### What you have to do
Find all lines below containing the string "tarafından" and return them.

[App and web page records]
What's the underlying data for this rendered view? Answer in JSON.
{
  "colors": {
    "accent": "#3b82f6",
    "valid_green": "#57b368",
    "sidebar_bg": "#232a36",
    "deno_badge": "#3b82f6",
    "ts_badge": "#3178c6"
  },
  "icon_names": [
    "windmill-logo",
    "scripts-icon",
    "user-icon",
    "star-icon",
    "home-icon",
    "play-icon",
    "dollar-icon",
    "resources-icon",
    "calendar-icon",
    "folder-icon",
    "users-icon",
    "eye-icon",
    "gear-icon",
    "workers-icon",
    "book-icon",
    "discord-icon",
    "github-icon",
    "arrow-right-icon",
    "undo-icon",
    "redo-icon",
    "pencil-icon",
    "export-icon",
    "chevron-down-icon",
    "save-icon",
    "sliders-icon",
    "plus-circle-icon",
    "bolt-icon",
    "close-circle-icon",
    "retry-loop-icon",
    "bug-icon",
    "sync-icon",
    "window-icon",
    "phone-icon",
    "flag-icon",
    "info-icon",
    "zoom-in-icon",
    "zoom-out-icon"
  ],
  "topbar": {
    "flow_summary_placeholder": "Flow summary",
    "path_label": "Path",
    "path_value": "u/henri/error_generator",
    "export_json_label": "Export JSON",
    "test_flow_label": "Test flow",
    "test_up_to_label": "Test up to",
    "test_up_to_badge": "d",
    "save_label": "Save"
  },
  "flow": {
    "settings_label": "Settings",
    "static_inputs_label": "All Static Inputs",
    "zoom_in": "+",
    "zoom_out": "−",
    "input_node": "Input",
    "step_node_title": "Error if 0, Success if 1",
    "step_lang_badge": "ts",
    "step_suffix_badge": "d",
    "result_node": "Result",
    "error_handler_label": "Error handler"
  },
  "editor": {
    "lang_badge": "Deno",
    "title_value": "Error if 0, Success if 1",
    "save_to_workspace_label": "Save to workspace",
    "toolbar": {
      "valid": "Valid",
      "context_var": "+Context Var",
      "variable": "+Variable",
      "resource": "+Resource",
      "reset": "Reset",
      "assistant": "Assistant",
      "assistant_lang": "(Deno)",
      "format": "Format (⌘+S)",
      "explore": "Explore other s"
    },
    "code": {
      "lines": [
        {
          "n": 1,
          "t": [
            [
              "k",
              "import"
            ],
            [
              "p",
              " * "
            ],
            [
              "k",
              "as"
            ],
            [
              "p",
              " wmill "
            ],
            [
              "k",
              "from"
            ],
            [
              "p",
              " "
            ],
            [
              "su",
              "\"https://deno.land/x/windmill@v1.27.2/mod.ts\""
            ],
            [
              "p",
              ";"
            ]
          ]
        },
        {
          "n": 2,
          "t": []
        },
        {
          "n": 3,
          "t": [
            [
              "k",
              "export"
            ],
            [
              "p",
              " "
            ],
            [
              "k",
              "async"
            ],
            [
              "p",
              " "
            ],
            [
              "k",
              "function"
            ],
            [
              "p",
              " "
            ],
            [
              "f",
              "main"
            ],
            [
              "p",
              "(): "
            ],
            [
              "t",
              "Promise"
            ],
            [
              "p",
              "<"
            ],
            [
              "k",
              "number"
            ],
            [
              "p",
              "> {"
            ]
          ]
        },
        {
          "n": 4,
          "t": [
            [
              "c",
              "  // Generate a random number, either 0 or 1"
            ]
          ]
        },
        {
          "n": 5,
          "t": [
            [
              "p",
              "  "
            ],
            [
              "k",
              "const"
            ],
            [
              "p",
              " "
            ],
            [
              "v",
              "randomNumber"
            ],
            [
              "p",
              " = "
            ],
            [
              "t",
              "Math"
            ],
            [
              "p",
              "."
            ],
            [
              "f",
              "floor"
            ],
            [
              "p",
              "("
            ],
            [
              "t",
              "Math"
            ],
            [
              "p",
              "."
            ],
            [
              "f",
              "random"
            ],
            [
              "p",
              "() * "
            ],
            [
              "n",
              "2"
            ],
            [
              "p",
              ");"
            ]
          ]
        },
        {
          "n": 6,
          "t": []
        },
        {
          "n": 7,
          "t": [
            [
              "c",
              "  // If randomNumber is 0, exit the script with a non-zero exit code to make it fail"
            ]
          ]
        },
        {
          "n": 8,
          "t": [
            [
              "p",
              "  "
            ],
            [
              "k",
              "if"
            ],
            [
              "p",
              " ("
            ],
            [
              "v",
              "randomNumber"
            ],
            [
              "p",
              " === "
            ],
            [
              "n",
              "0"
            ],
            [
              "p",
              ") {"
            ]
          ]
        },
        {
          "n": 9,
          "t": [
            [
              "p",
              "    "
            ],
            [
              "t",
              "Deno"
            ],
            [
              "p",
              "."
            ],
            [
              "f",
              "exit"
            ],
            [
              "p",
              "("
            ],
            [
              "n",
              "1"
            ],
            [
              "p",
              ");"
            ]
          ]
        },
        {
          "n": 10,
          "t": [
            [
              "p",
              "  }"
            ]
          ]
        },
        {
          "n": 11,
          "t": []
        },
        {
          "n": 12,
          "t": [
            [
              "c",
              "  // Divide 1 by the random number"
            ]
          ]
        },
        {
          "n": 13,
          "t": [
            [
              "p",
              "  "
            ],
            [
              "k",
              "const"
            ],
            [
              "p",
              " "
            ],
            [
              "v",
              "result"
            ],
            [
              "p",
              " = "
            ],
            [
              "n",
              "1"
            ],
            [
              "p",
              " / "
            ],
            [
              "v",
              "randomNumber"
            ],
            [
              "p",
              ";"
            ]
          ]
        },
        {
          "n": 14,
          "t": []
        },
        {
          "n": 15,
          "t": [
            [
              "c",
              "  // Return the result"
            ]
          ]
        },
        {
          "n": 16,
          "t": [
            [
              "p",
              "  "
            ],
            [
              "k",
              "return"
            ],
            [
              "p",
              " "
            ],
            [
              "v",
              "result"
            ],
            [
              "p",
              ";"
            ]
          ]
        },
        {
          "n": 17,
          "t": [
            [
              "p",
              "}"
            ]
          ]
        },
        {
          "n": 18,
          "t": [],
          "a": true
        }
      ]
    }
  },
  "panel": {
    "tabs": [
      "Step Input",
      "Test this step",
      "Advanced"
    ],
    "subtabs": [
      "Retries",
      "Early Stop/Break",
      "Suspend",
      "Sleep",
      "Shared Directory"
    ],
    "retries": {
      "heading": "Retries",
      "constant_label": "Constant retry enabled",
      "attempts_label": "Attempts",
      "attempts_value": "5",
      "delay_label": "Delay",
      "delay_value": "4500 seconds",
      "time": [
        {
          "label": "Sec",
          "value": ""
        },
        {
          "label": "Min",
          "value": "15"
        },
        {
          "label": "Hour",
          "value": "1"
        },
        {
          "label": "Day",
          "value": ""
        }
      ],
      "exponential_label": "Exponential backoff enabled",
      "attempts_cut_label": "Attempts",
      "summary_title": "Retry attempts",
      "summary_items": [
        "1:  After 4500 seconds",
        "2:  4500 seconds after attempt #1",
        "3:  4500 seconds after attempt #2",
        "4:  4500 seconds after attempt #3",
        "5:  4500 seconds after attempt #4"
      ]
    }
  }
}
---
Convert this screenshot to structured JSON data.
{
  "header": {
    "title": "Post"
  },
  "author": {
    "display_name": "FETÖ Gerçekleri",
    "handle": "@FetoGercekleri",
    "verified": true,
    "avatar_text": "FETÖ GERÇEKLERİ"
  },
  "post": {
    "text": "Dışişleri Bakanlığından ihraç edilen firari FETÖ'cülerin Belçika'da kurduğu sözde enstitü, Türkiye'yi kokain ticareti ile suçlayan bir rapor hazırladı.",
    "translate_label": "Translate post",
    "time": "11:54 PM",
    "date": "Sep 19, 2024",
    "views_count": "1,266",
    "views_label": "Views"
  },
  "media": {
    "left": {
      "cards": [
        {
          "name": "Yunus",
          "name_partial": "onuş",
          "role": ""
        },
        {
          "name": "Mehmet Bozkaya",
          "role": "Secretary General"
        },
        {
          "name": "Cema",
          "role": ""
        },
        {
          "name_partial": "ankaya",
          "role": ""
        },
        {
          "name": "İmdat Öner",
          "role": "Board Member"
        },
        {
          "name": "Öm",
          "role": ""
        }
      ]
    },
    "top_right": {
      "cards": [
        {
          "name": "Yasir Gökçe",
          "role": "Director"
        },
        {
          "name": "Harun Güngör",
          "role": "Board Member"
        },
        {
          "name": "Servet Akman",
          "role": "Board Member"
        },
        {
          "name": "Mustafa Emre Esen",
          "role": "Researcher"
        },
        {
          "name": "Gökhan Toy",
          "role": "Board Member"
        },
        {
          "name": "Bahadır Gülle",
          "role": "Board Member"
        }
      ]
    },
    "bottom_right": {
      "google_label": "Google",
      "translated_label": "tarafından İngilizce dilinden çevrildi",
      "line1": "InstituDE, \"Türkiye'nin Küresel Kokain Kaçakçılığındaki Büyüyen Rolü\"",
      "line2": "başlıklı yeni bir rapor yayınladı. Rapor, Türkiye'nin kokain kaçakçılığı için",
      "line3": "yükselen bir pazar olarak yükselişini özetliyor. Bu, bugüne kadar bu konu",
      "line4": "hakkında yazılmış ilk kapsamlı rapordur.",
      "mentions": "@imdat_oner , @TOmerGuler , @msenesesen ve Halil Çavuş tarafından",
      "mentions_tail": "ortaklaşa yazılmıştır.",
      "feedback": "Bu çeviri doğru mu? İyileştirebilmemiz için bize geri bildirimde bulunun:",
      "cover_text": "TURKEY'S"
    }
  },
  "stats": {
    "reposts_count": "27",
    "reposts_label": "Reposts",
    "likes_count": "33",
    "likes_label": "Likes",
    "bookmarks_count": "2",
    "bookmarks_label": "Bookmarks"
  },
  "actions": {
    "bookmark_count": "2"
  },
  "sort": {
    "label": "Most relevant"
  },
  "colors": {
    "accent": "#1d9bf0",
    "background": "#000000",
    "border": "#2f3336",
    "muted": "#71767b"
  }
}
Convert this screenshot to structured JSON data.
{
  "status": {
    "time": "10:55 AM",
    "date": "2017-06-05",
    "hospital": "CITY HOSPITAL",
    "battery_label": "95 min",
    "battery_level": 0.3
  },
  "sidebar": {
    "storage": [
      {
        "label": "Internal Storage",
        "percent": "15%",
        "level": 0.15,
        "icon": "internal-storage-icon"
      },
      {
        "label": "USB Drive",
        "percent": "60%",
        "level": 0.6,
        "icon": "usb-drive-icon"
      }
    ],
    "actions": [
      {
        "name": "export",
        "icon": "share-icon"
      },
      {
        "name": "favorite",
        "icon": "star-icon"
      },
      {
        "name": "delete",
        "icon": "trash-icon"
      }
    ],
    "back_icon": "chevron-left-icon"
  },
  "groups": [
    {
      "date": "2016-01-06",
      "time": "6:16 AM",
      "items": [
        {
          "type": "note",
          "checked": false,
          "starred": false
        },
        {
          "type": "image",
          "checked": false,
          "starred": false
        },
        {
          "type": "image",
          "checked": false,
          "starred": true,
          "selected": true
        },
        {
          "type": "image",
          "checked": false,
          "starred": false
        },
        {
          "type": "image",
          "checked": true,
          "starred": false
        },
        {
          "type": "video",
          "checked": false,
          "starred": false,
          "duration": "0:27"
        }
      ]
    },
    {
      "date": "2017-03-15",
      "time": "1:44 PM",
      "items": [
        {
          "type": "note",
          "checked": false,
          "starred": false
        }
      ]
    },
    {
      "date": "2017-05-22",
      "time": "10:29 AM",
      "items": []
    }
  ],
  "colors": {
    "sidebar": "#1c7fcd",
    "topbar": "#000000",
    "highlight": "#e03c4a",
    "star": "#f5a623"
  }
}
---
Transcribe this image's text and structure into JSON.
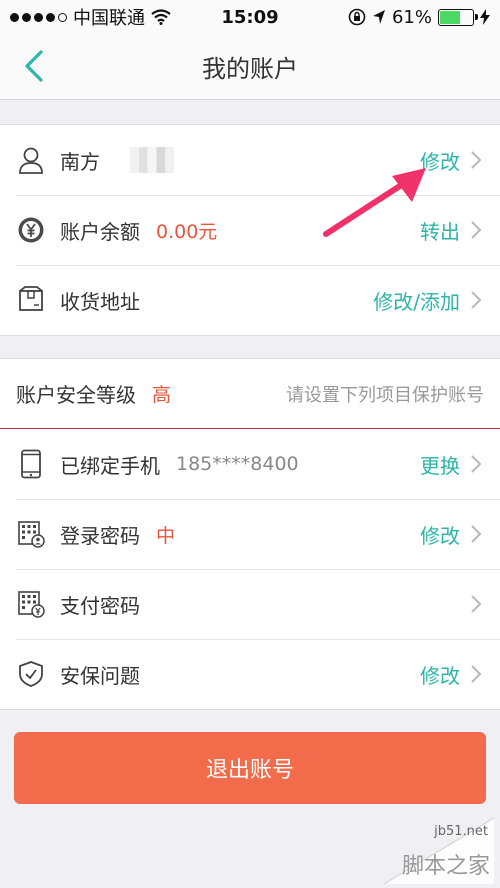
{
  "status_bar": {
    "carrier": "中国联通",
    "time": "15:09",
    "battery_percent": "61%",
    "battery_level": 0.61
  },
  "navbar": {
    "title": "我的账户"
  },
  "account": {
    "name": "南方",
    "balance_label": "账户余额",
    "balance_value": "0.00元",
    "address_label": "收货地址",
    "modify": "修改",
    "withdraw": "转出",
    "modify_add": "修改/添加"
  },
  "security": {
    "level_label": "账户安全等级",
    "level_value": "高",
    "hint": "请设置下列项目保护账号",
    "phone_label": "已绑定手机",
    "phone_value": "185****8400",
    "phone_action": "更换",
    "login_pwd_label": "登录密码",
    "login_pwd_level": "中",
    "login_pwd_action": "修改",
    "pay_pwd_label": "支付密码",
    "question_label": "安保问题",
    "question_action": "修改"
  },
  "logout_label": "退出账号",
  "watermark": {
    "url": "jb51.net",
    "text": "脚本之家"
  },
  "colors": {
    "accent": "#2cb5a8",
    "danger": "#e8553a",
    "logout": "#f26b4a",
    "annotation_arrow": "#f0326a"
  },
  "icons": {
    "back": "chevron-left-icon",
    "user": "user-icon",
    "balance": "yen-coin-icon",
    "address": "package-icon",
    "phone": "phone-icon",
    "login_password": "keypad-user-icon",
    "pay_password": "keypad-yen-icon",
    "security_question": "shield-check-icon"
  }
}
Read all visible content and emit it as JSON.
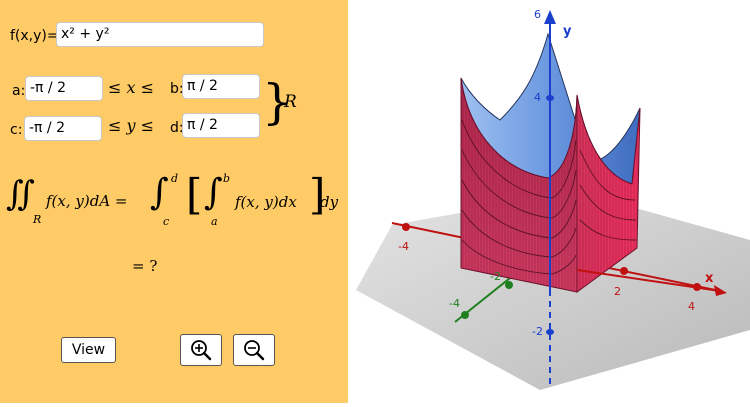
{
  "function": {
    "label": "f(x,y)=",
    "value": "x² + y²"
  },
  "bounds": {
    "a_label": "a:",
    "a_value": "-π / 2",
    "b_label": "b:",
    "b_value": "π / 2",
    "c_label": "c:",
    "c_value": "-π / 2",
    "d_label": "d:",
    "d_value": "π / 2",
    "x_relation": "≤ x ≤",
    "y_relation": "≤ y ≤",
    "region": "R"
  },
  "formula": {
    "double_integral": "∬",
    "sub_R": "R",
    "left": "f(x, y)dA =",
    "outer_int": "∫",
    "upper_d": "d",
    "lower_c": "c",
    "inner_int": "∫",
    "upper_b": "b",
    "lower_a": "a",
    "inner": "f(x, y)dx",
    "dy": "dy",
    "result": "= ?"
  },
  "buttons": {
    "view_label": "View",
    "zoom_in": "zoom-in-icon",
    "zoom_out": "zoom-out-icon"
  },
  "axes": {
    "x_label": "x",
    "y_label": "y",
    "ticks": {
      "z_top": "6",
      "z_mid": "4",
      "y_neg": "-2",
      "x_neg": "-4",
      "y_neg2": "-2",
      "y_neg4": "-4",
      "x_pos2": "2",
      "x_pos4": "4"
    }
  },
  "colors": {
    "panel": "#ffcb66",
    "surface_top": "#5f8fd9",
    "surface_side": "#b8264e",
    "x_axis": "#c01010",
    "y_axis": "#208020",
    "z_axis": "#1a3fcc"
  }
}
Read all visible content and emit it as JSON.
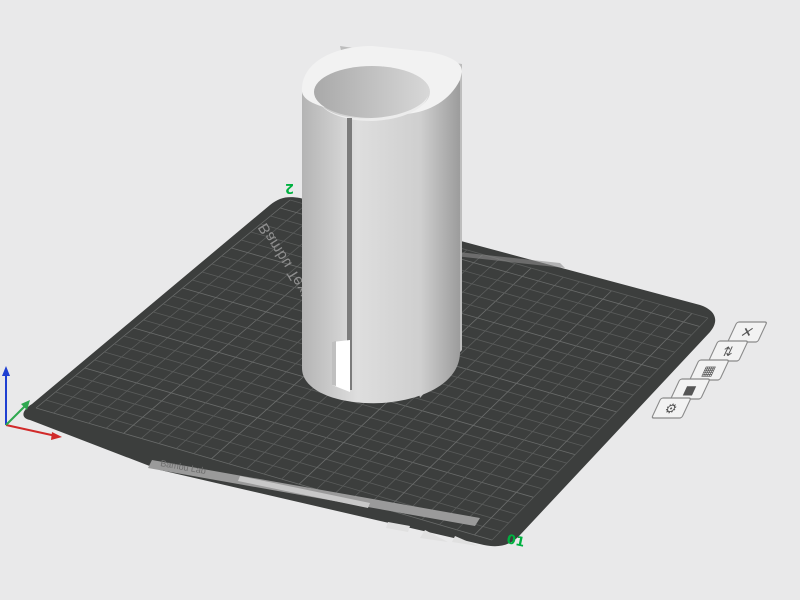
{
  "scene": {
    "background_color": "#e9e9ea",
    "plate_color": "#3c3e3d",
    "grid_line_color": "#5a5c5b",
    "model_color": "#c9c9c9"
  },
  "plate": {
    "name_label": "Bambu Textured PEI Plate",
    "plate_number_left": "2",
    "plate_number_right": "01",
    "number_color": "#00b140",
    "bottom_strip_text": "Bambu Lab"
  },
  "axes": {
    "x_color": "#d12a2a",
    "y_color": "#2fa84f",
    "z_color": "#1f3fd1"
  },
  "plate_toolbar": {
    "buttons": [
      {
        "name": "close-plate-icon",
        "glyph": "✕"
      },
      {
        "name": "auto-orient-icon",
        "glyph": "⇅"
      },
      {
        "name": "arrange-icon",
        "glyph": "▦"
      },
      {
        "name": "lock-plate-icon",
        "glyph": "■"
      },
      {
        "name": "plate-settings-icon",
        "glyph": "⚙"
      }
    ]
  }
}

### Exercise answer
      "translated_label": "tarafından İngilizce dilinden çevrildi",
      "mentions": "@imdat_oner , @TOmerGuler , @msenesesen ve Halil Çavuş tarafından",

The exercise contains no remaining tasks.